They have been on the menus around here for a very long time; being commonly excavated by archaeologists at Aboriginal midden sites along with stone artefacts and other shell and bone. They were a favoured raw material for making fishhooks; technology that seems to have taken off in southern coastal NSW within the last 1,000 years, maybe brought by wayward Polynesians.
Although you most likely didn’t know it, turban snails (Turbo spp.) have some pedigree and are still well worth eating. If the French, Catalonians (and a few other culture-bucking foragers) can make much of a thing over common garden snails (Helix aspersa), then surely there is cause for enthusiasm for a more generous version from the sea. What’s more, while in general there is an aversion to eating invertebrates from the land we seem far happier to eat them from the sea (would you eat a locust as readily as a prawn?).
The issue common to all snail eating (except for abalone, the king of them all) is the problem of getting them out of the shell. The business of boiling them so that the meat will most easily come out toughens it enough to preclude the abalone approach of fast minimal cooking for tenderness. It is not an insurmountable problem, but it does mean that turbans are one of those harvests with some preparation time attached. Boiled for 5 minutes or so, they can be tapped out of the shell; the operculum (the spiraled shell ‘door’ often made into jewellery), guts, some of the black bits and large spiral of gonads removed. Whatever you do next, thin slicing or mincing is a good idea unless you are a particular fan of chewy. The gonads can be sometimes sweet in their own right (albeit rich and not necessarily to the liking of all) but occasionally somehow bitter (seemingly more often when they are green).
For some people it is unlikely that there will be any stages of the preparation that will look or smell great. One slightly confronting tendency is for the rather tough and rubbery flesh to actually smell a bit rubbery (car tyre rather than latex) when you are mincing it. With a bit of imagination though, there are undoubtedly innumerable good ways to enjoy turban shells.
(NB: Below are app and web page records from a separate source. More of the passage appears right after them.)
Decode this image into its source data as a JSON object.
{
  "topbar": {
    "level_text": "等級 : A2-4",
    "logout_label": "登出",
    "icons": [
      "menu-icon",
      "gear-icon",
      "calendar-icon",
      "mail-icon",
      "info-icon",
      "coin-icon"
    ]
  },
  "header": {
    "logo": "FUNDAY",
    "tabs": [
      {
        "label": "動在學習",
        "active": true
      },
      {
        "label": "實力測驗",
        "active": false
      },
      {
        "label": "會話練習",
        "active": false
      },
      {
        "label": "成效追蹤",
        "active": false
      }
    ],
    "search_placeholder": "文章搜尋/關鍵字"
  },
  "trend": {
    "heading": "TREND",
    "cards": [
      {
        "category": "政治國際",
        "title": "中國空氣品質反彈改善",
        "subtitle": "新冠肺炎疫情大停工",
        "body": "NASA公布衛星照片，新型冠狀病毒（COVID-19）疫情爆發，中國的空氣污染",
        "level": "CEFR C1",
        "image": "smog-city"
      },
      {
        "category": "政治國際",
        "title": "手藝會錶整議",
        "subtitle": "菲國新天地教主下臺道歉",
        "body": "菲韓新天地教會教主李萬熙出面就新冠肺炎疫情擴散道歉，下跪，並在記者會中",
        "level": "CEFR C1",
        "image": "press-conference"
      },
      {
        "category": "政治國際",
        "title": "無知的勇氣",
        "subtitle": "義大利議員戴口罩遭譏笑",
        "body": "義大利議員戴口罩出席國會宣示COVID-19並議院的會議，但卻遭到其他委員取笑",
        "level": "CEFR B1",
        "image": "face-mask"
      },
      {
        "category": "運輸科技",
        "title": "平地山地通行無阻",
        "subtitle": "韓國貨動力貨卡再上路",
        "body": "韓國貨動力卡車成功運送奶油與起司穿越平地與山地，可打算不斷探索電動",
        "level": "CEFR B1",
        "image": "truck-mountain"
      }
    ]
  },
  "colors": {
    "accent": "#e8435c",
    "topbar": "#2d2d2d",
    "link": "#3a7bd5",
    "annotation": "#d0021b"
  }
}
Perhaps with a bit more slow cooking than other commonly eaten molluscs but still borrowing from things like Italian Zuppa di Cozze or Vongole al Pomodoro or French or Belgian moules provencale or something. Having recently and successfully followed up a tip for tenderising abalone whereby you soak it in milk for a day, this should also work. At this end of this post by the Gourmet Forager there is recipe for congee with abalone that would also work with a turban substitution. Turban meat as one of the random entries in a bouillabaisse seems possible too. I have also had success with the mince in garlic and spice patties enjoyed with sour cream, sweet chilli sauce and a dusting of salted fish roe. My latest way has been to simmer finely minced meat in a little stock and white wine until it is nearly evaporated, then I freeze it for later use. There is also a good pattie recipe specifically for turbans here.
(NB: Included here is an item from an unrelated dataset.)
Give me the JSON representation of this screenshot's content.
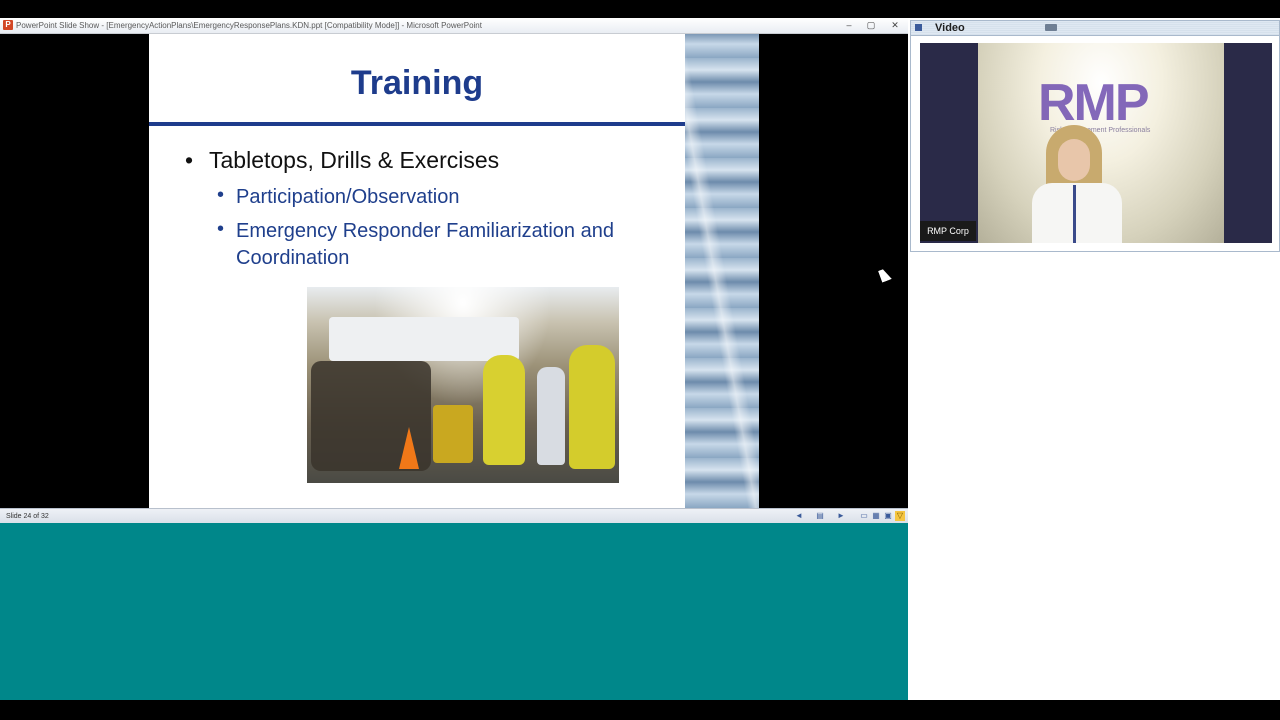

Probably the best thing that turbans have going for them is simply that they are an underutilised resource, abundant, free, local and easily gathered. There are some better tasting sea snails out there – like Spengler’s triton (Cabestana spengleri) and cartrut shell (Dicathais orbita) – both with a crab-like hint to them that probably comes from being carnivorous rather than algae-eaters (check out a nice recent Spemgler’s triton post here) . And of course there is the unmatched delicacy of abalone (Haliotis spp.). But these are all nowhere near as abundant (and the latter subject to some tight restrictions). The green turban (Turbo undulatus) is smaller than the Sydney turban (T. torquatus) (and occasional military turban (T. militaris)) that I gather, can be gathered in the intertidal zone (where this is legal), and may be more palatable – but I have never done the taste test. The even smaller black nerite (Nerita atramentosa) occasionally gathered by Mediterranean and Asian Sydneysiders from the intertidal (and a big component of most rocky shore Aboriginal middens) also finds favour with some, often thrown in the shell in with soups or stews to add their whole flavor and some little winkle-picked morsels.
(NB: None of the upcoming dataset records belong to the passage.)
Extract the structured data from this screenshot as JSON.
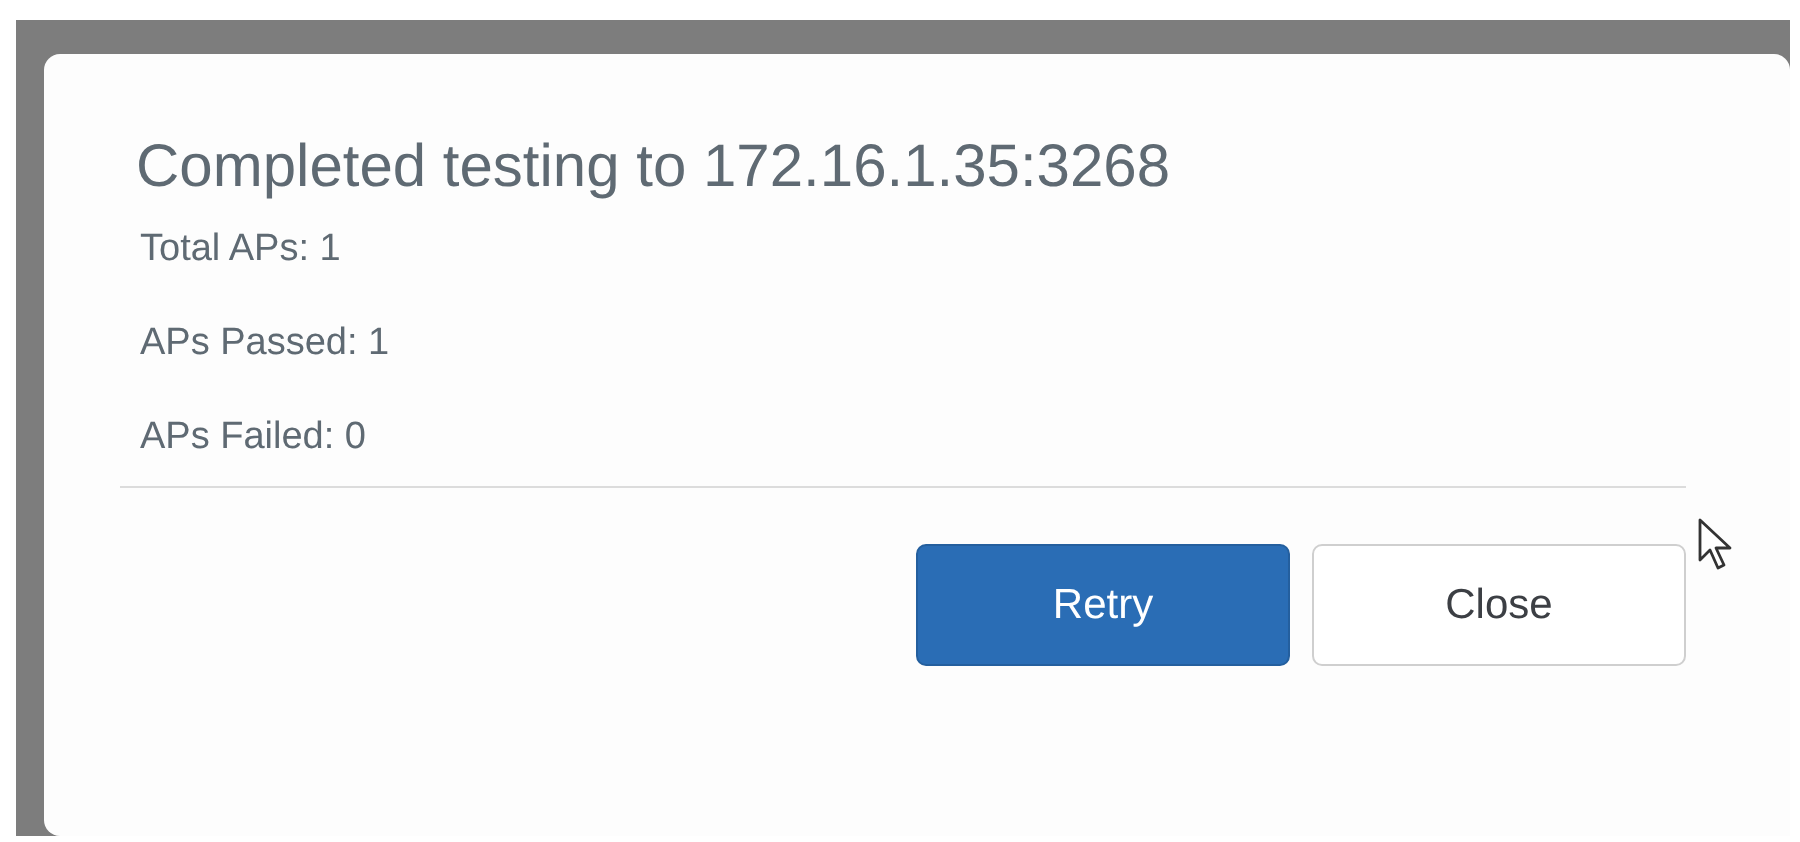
{
  "dialog": {
    "title": "Completed testing to 172.16.1.35:3268",
    "lines": [
      "Total APs: 1",
      "APs Passed: 1",
      "APs Failed: 0"
    ],
    "buttons": [
      {
        "label": "Retry",
        "kind": "primary"
      },
      {
        "label": "Close",
        "kind": "secondary"
      }
    ]
  }
}
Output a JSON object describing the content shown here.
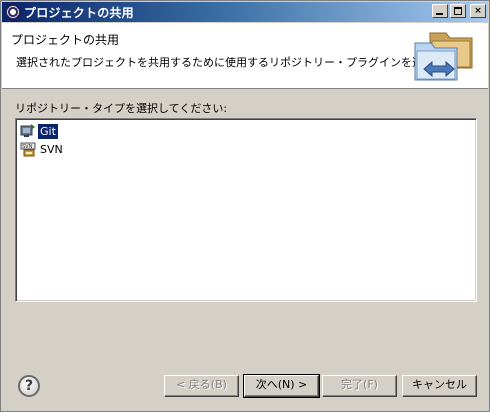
{
  "window": {
    "title": "プロジェクトの共用",
    "controls": {
      "minimize": "_",
      "maximize": "□",
      "close": "×"
    }
  },
  "header": {
    "title": "プロジェクトの共用",
    "description": "選択されたプロジェクトを共用するために使用するリポジトリー・プラグインを選択します。",
    "graphic_icon": "folder-share-icon"
  },
  "repository_list": {
    "label": "リポジトリー・タイプを選択してください:",
    "items": [
      {
        "label": "Git",
        "icon": "git-icon",
        "selected": true
      },
      {
        "label": "SVN",
        "icon": "svn-icon",
        "selected": false
      }
    ]
  },
  "buttons": {
    "help": "?",
    "back": "< 戻る(B)",
    "next": "次へ(N) >",
    "finish": "完了(F)",
    "cancel": "キャンセル"
  },
  "colors": {
    "titlebar_start": "#0a246a",
    "titlebar_end": "#a6caf0",
    "selection": "#0a246a",
    "dialog_bg": "#d4d0c8"
  }
}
With all the seafood molluscs, the same foraging responsibility applies; they can’t run, they can barely hide, and even though few of us are out after them it requires that we follow basic sense and leave plenty behind, keep to the legal size limit (7.5 cm as longest dimension for the large turbans), and bag limit (20 per person). Although Fisheries have some cursory rules, sea snails are essentially an unmanaged fishery and therefore need to be a user-managed one – because if it ever required Fisheries to step in, in the absence of commercial lobbying their most likely response would simply be to close it. There is a plenty that should easily be maintained, and retained for those few adventurous foragers who might care about it.